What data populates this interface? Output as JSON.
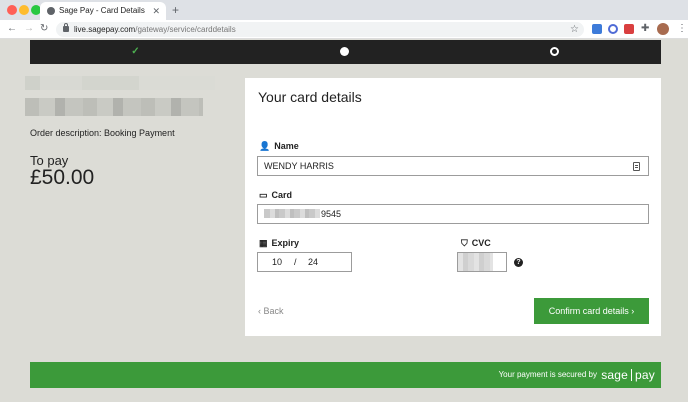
{
  "browser": {
    "tab_title": "Sage Pay - Card Details",
    "tab_close": "✕",
    "new_tab": "+",
    "url_host": "live.sagepay.com",
    "url_path": "/gateway/service/carddetails"
  },
  "progress": {
    "steps": [
      {
        "state": "complete",
        "glyph": "✓"
      },
      {
        "state": "current"
      },
      {
        "state": "upcoming"
      }
    ]
  },
  "summary": {
    "order_description": "Order description: Booking Payment",
    "to_pay_label": "To pay",
    "amount": "£50.00"
  },
  "form": {
    "title": "Your card details",
    "name_label": "Name",
    "name_value": "WENDY HARRIS",
    "card_label": "Card",
    "card_last_digits": "9545",
    "expiry_label": "Expiry",
    "expiry_month": "10",
    "expiry_separator": "/",
    "expiry_year": "24",
    "cvc_label": "CVC",
    "help_glyph": "?",
    "back_label": "Back",
    "confirm_label": "Confirm card details"
  },
  "footer": {
    "secured_text": "Your payment is secured by",
    "brand_left": "sage",
    "brand_right": "pay"
  },
  "colors": {
    "accent_green": "#3c9a3a",
    "progress_bar": "#222222"
  }
}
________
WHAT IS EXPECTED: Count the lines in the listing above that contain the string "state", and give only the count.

RESPONSE TO THIS TASK: 3